=== Begin Enclosure ===
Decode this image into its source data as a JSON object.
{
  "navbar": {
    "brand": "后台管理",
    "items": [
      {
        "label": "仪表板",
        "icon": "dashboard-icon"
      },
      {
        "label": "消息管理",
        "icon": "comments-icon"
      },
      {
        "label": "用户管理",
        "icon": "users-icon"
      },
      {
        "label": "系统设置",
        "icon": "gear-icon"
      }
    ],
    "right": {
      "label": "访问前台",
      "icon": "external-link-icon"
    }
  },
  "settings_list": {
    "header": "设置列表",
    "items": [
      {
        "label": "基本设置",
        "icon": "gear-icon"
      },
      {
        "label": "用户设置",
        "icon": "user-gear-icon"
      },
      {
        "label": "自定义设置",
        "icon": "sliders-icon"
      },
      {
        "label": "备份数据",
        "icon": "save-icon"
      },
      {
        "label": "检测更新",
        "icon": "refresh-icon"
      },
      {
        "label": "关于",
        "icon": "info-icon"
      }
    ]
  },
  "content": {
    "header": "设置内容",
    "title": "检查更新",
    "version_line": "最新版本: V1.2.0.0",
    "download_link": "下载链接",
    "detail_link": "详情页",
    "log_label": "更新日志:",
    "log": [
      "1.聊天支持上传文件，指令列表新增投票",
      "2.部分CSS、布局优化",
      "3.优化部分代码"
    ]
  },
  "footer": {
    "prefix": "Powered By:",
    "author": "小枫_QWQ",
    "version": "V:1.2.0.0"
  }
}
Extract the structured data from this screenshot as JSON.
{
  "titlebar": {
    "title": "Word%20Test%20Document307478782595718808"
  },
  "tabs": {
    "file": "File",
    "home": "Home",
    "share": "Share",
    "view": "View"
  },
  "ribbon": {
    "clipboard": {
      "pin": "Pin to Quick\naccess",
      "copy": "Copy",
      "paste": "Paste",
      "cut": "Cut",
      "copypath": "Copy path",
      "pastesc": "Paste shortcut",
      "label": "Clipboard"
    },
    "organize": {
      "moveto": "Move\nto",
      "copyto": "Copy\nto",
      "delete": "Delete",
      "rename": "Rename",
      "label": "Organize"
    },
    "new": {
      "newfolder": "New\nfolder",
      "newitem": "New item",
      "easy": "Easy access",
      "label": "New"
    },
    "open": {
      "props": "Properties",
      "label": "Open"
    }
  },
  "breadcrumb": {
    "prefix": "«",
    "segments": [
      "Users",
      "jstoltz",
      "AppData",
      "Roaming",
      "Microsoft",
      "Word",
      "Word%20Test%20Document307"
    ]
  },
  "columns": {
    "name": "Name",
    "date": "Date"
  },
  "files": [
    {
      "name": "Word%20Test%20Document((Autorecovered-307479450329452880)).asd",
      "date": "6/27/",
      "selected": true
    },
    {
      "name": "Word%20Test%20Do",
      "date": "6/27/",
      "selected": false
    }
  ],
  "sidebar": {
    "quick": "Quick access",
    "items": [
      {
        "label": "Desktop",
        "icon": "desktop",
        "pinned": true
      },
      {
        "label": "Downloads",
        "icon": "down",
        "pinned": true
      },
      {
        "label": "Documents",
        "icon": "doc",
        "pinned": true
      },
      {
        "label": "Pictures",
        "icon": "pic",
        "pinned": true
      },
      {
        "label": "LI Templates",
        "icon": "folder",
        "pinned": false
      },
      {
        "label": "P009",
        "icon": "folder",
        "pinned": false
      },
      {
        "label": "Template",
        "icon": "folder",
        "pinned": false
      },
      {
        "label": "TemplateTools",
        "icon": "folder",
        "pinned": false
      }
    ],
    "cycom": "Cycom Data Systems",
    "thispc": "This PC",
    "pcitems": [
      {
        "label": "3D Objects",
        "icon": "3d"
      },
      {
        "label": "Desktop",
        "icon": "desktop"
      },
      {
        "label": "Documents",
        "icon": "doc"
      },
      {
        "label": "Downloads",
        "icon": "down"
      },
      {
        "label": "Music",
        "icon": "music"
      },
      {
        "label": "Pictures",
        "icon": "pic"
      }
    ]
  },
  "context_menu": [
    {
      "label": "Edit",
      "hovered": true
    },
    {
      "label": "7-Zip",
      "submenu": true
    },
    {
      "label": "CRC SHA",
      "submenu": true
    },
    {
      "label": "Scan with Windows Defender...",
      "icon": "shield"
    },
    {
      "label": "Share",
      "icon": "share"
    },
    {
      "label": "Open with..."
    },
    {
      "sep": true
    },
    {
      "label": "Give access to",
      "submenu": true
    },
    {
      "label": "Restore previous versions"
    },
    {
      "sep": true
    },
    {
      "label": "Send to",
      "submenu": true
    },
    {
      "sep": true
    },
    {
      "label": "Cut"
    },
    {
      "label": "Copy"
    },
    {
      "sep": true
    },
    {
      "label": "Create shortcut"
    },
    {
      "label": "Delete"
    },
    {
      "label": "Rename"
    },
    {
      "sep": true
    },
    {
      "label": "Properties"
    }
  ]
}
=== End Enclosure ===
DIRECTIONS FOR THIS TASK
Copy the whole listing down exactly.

REPLY
Decode this image into its source data as a JSON object.
{
  "navbar": {
    "brand": "后台管理",
    "items": [
      {
        "label": "仪表板",
        "icon": "dashboard-icon"
      },
      {
        "label": "消息管理",
        "icon": "comments-icon"
      },
      {
        "label": "用户管理",
        "icon": "users-icon"
      },
      {
        "label": "系统设置",
        "icon": "gear-icon"
      }
    ],
    "right": {
      "label": "访问前台",
      "icon": "external-link-icon"
    }
  },
  "settings_list": {
    "header": "设置列表",
    "items": [
      {
        "label": "基本设置",
        "icon": "gear-icon"
      },
      {
        "label": "用户设置",
        "icon": "user-gear-icon"
      },
      {
        "label": "自定义设置",
        "icon": "sliders-icon"
      },
      {
        "label": "备份数据",
        "icon": "save-icon"
      },
      {
        "label": "检测更新",
        "icon": "refresh-icon"
      },
      {
        "label": "关于",
        "icon": "info-icon"
      }
    ]
  },
  "content": {
    "header": "设置内容",
    "title": "检查更新",
    "version_line": "最新版本: V1.2.0.0",
    "download_link": "下载链接",
    "detail_link": "详情页",
    "log_label": "更新日志:",
    "log": [
      "1.聊天支持上传文件，指令列表新增投票",
      "2.部分CSS、布局优化",
      "3.优化部分代码"
    ]
  },
  "footer": {
    "prefix": "Powered By:",
    "author": "小枫_QWQ",
    "version": "V:1.2.0.0"
  }
}
Extract the structured data from this screenshot as JSON.
{
  "titlebar": {
    "title": "Word%20Test%20Document307478782595718808"
  },
  "tabs": {
    "file": "File",
    "home": "Home",
    "share": "Share",
    "view": "View"
  },
  "ribbon": {
    "clipboard": {
      "pin": "Pin to Quick\naccess",
      "copy": "Copy",
      "paste": "Paste",
      "cut": "Cut",
      "copypath": "Copy path",
      "pastesc": "Paste shortcut",
      "label": "Clipboard"
    },
    "organize": {
      "moveto": "Move\nto",
      "copyto": "Copy\nto",
      "delete": "Delete",
      "rename": "Rename",
      "label": "Organize"
    },
    "new": {
      "newfolder": "New\nfolder",
      "newitem": "New item",
      "easy": "Easy access",
      "label": "New"
    },
    "open": {
      "props": "Properties",
      "label": "Open"
    }
  },
  "breadcrumb": {
    "prefix": "«",
    "segments": [
      "Users",
      "jstoltz",
      "AppData",
      "Roaming",
      "Microsoft",
      "Word",
      "Word%20Test%20Document307"
    ]
  },
  "columns": {
    "name": "Name",
    "date": "Date"
  },
  "files": [
    {
      "name": "Word%20Test%20Document((Autorecovered-307479450329452880)).asd",
      "date": "6/27/",
      "selected": true
    },
    {
      "name": "Word%20Test%20Do",
      "date": "6/27/",
      "selected": false
    }
  ],
  "sidebar": {
    "quick": "Quick access",
    "items": [
      {
        "label": "Desktop",
        "icon": "desktop",
        "pinned": true
      },
      {
        "label": "Downloads",
        "icon": "down",
        "pinned": true
      },
      {
        "label": "Documents",
        "icon": "doc",
        "pinned": true
      },
      {
        "label": "Pictures",
        "icon": "pic",
        "pinned": true
      },
      {
        "label": "LI Templates",
        "icon": "folder",
        "pinned": false
      },
      {
        "label": "P009",
        "icon": "folder",
        "pinned": false
      },
      {
        "label": "Template",
        "icon": "folder",
        "pinned": false
      },
      {
        "label": "TemplateTools",
        "icon": "folder",
        "pinned": false
      }
    ],
    "cycom": "Cycom Data Systems",
    "thispc": "This PC",
    "pcitems": [
      {
        "label": "3D Objects",
        "icon": "3d"
      },
      {
        "label": "Desktop",
        "icon": "desktop"
      },
      {
        "label": "Documents",
        "icon": "doc"
      },
      {
        "label": "Downloads",
        "icon": "down"
      },
      {
        "label": "Music",
        "icon": "music"
      },
      {
        "label": "Pictures",
        "icon": "pic"
      }
    ]
  },
  "context_menu": [
    {
      "label": "Edit",
      "hovered": true
    },
    {
      "label": "7-Zip",
      "submenu": true
    },
    {
      "label": "CRC SHA",
      "submenu": true
    },
    {
      "label": "Scan with Windows Defender...",
      "icon": "shield"
    },
    {
      "label": "Share",
      "icon": "share"
    },
    {
      "label": "Open with..."
    },
    {
      "sep": true
    },
    {
      "label": "Give access to",
      "submenu": true
    },
    {
      "label": "Restore previous versions"
    },
    {
      "sep": true
    },
    {
      "label": "Send to",
      "submenu": true
    },
    {
      "sep": true
    },
    {
      "label": "Cut"
    },
    {
      "label": "Copy"
    },
    {
      "sep": true
    },
    {
      "label": "Create shortcut"
    },
    {
      "label": "Delete"
    },
    {
      "label": "Rename"
    },
    {
      "sep": true
    },
    {
      "label": "Properties"
    }
  ]
}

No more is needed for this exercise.